- _Exercise requirements_
Whenever an image turns up, omit it and return the remaining data exactly.

[Extracted records Boundary: Start]

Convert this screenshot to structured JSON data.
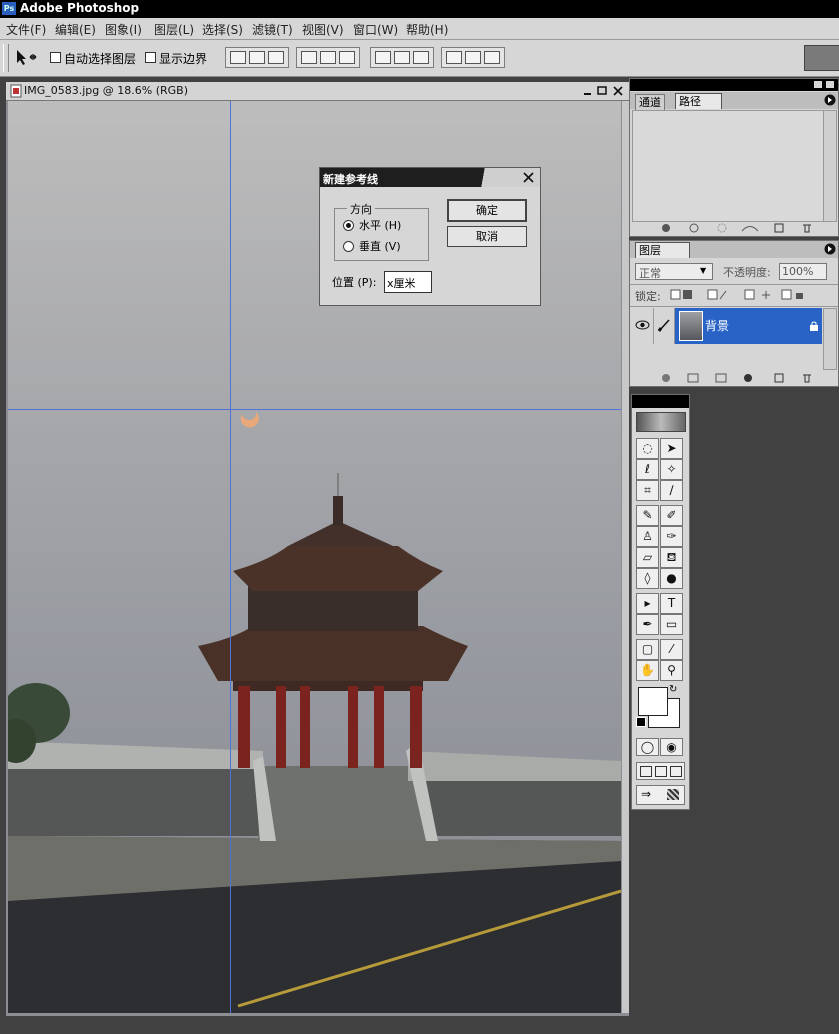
{
  "app": {
    "title": "Adobe Photoshop",
    "logo": "Ps"
  },
  "menu": [
    "文件(F)",
    "编辑(E)",
    "图象(I)",
    "图层(L)",
    "选择(S)",
    "滤镜(T)",
    "视图(V)",
    "窗口(W)",
    "帮助(H)"
  ],
  "options": {
    "auto_select_layer": "自动选择图层",
    "show_bounds": "显示边界"
  },
  "document": {
    "title": "IMG_0583.jpg @ 18.6% (RGB)"
  },
  "dialog": {
    "title": "新建参考线",
    "orientation_group": "方向",
    "horizontal": "水平 (H)",
    "vertical": "垂直 (V)",
    "position_label": "位置 (P):",
    "position_value": "x厘米",
    "ok": "确定",
    "cancel": "取消",
    "selected": "horizontal"
  },
  "paths_panel": {
    "tabs": [
      "通道",
      "路径"
    ],
    "active": "路径"
  },
  "layers_panel": {
    "tab": "图层",
    "blend_mode": "正常",
    "opacity_label": "不透明度:",
    "opacity_value": "100%",
    "lock_label": "锁定:",
    "layers": [
      {
        "name": "背景",
        "visible": true,
        "locked": true
      }
    ]
  },
  "colors": {
    "accent": "#2a63c6",
    "guide": "#4f73d8"
  }
}
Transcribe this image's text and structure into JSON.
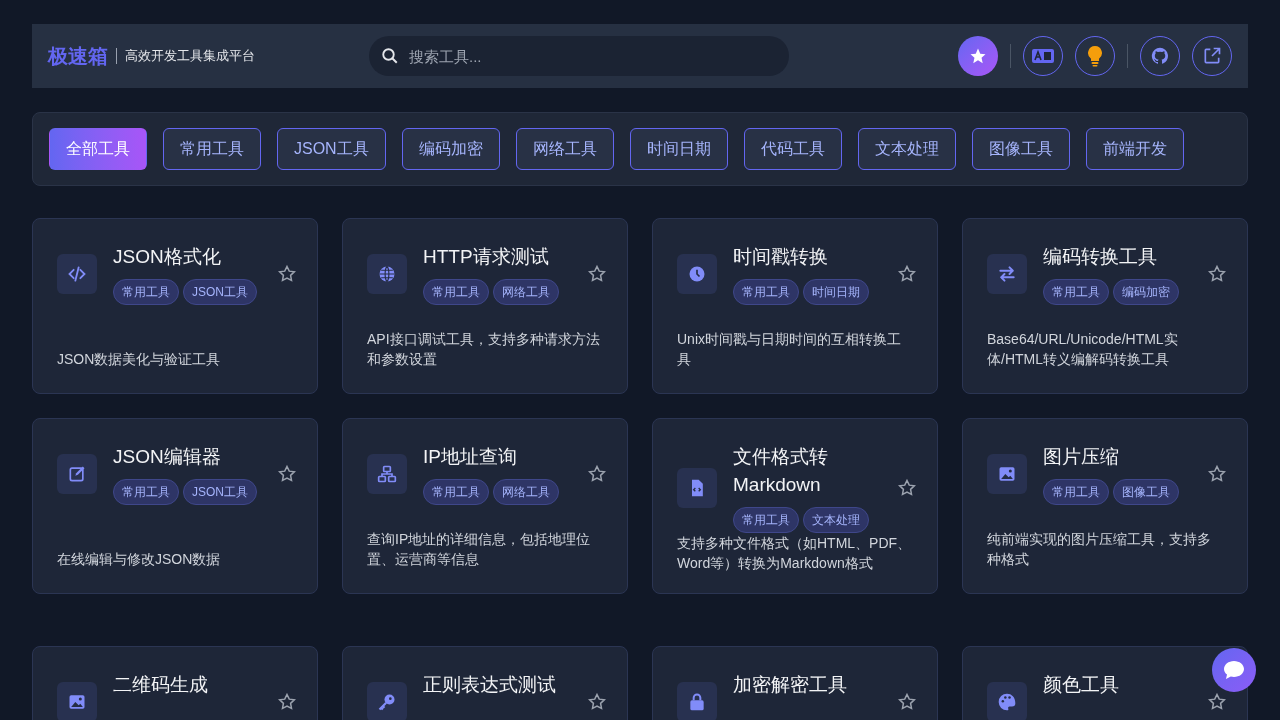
{
  "header": {
    "logo": "极速箱",
    "tagline": "高效开发工具集成平台",
    "search": {
      "placeholder": "搜索工具..."
    }
  },
  "categories": [
    {
      "label": "全部工具",
      "selected": true
    },
    {
      "label": "常用工具",
      "selected": false
    },
    {
      "label": "JSON工具",
      "selected": false
    },
    {
      "label": "编码加密",
      "selected": false
    },
    {
      "label": "网络工具",
      "selected": false
    },
    {
      "label": "时间日期",
      "selected": false
    },
    {
      "label": "代码工具",
      "selected": false
    },
    {
      "label": "文本处理",
      "selected": false
    },
    {
      "label": "图像工具",
      "selected": false
    },
    {
      "label": "前端开发",
      "selected": false
    }
  ],
  "tools": [
    {
      "title": "JSON格式化",
      "tags": [
        "常用工具",
        "JSON工具"
      ],
      "description": "JSON数据美化与验证工具"
    },
    {
      "title": "HTTP请求测试",
      "tags": [
        "常用工具",
        "网络工具"
      ],
      "description": "API接口调试工具，支持多种请求方法和参数设置"
    },
    {
      "title": "时间戳转换",
      "tags": [
        "常用工具",
        "时间日期"
      ],
      "description": "Unix时间戳与日期时间的互相转换工具"
    },
    {
      "title": "编码转换工具",
      "tags": [
        "常用工具",
        "编码加密"
      ],
      "description": "Base64/URL/Unicode/HTML实体/HTML转义编解码转换工具"
    },
    {
      "title": "JSON编辑器",
      "tags": [
        "常用工具",
        "JSON工具"
      ],
      "description": "在线编辑与修改JSON数据"
    },
    {
      "title": "IP地址查询",
      "tags": [
        "常用工具",
        "网络工具"
      ],
      "description": "查询IP地址的详细信息，包括地理位置、运营商等信息"
    },
    {
      "title": "文件格式转Markdown",
      "tags": [
        "常用工具",
        "文本处理"
      ],
      "description": "支持多种文件格式（如HTML、PDF、Word等）转换为Markdown格式"
    },
    {
      "title": "图片压缩",
      "tags": [
        "常用工具",
        "图像工具"
      ],
      "description": "纯前端实现的图片压缩工具，支持多种格式"
    },
    {
      "title": "二维码生成"
    },
    {
      "title": "正则表达式测试"
    },
    {
      "title": "加密解密工具"
    },
    {
      "title": "颜色工具"
    }
  ]
}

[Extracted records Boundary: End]

- _Answer to the problem_
Convert this screenshot to structured JSON data.
{
  "app": {
    "title": "Adobe Photoshop",
    "logo": "Ps"
  },
  "menu": [
    "文件(F)",
    "编辑(E)",
    "图象(I)",
    "图层(L)",
    "选择(S)",
    "滤镜(T)",
    "视图(V)",
    "窗口(W)",
    "帮助(H)"
  ],
  "options": {
    "auto_select_layer": "自动选择图层",
    "show_bounds": "显示边界"
  },
  "document": {
    "title": "IMG_0583.jpg @ 18.6% (RGB)"
  },
  "dialog": {
    "title": "新建参考线",
    "orientation_group": "方向",
    "horizontal": "水平 (H)",
    "vertical": "垂直 (V)",
    "position_label": "位置 (P):",
    "position_value": "x厘米",
    "ok": "确定",
    "cancel": "取消",
    "selected": "horizontal"
  },
  "paths_panel": {
    "tabs": [
      "通道",
      "路径"
    ],
    "active": "路径"
  },
  "layers_panel": {
    "tab": "图层",
    "blend_mode": "正常",
    "opacity_label": "不透明度:",
    "opacity_value": "100%",
    "lock_label": "锁定:",
    "layers": [
      {
        "name": "背景",
        "visible": true,
        "locked": true
      }
    ]
  },
  "colors": {
    "accent": "#2a63c6",
    "guide": "#4f73d8"
  }
}
Transcribe this image's text and structure into JSON.
{
  "header": {
    "logo": "极速箱",
    "tagline": "高效开发工具集成平台",
    "search": {
      "placeholder": "搜索工具..."
    }
  },
  "categories": [
    {
      "label": "全部工具",
      "selected": true
    },
    {
      "label": "常用工具",
      "selected": false
    },
    {
      "label": "JSON工具",
      "selected": false
    },
    {
      "label": "编码加密",
      "selected": false
    },
    {
      "label": "网络工具",
      "selected": false
    },
    {
      "label": "时间日期",
      "selected": false
    },
    {
      "label": "代码工具",
      "selected": false
    },
    {
      "label": "文本处理",
      "selected": false
    },
    {
      "label": "图像工具",
      "selected": false
    },
    {
      "label": "前端开发",
      "selected": false
    }
  ],
  "tools": [
    {
      "title": "JSON格式化",
      "tags": [
        "常用工具",
        "JSON工具"
      ],
      "description": "JSON数据美化与验证工具"
    },
    {
      "title": "HTTP请求测试",
      "tags": [
        "常用工具",
        "网络工具"
      ],
      "description": "API接口调试工具，支持多种请求方法和参数设置"
    },
    {
      "title": "时间戳转换",
      "tags": [
        "常用工具",
        "时间日期"
      ],
      "description": "Unix时间戳与日期时间的互相转换工具"
    },
    {
      "title": "编码转换工具",
      "tags": [
        "常用工具",
        "编码加密"
      ],
      "description": "Base64/URL/Unicode/HTML实体/HTML转义编解码转换工具"
    },
    {
      "title": "JSON编辑器",
      "tags": [
        "常用工具",
        "JSON工具"
      ],
      "description": "在线编辑与修改JSON数据"
    },
    {
      "title": "IP地址查询",
      "tags": [
        "常用工具",
        "网络工具"
      ],
      "description": "查询IP地址的详细信息，包括地理位置、运营商等信息"
    },
    {
      "title": "文件格式转Markdown",
      "tags": [
        "常用工具",
        "文本处理"
      ],
      "description": "支持多种文件格式（如HTML、PDF、Word等）转换为Markdown格式"
    },
    {
      "title": "图片压缩",
      "tags": [
        "常用工具",
        "图像工具"
      ],
      "description": "纯前端实现的图片压缩工具，支持多种格式"
    },
    {
      "title": "二维码生成"
    },
    {
      "title": "正则表达式测试"
    },
    {
      "title": "加密解密工具"
    },
    {
      "title": "颜色工具"
    }
  ]
}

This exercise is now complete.